▶ Work to be completed
Return all the lines below exactly. Any picture among them is omitted.

Dataset excerpts:
* * * * *
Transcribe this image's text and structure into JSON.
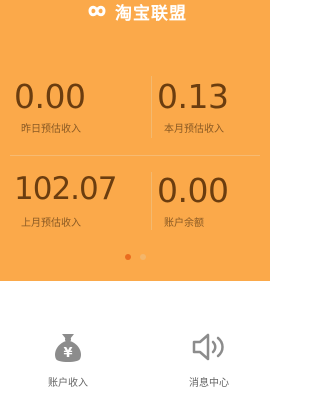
{
  "app": {
    "title": "淘宝联盟"
  },
  "stats": [
    {
      "value": "0.00",
      "label": "昨日预估收入"
    },
    {
      "value": "0.13",
      "label": "本月预估收入"
    },
    {
      "value": "102.07",
      "label": "上月预估收入"
    },
    {
      "value": "0.00",
      "label": "账户余额"
    }
  ],
  "pager": {
    "total": 2,
    "active": 1
  },
  "nav": [
    {
      "label": "账户收入",
      "icon": "money-bag-icon"
    },
    {
      "label": "消息中心",
      "icon": "speaker-icon"
    }
  ],
  "colors": {
    "panel": "#fba94a",
    "value_text": "#6b3d0f",
    "label_text": "#8a5a24",
    "dot_active": "#ea6c1f",
    "dot_inactive": "#f3b66b",
    "icon_gray": "#888888"
  }
}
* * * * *
▶ Result for this task
Transcribe this image's text and structure into JSON.
{
  "app": {
    "title": "淘宝联盟"
  },
  "stats": [
    {
      "value": "0.00",
      "label": "昨日预估收入"
    },
    {
      "value": "0.13",
      "label": "本月预估收入"
    },
    {
      "value": "102.07",
      "label": "上月预估收入"
    },
    {
      "value": "0.00",
      "label": "账户余额"
    }
  ],
  "pager": {
    "total": 2,
    "active": 1
  },
  "nav": [
    {
      "label": "账户收入",
      "icon": "money-bag-icon"
    },
    {
      "label": "消息中心",
      "icon": "speaker-icon"
    }
  ],
  "colors": {
    "panel": "#fba94a",
    "value_text": "#6b3d0f",
    "label_text": "#8a5a24",
    "dot_active": "#ea6c1f",
    "dot_inactive": "#f3b66b",
    "icon_gray": "#888888"
  }
}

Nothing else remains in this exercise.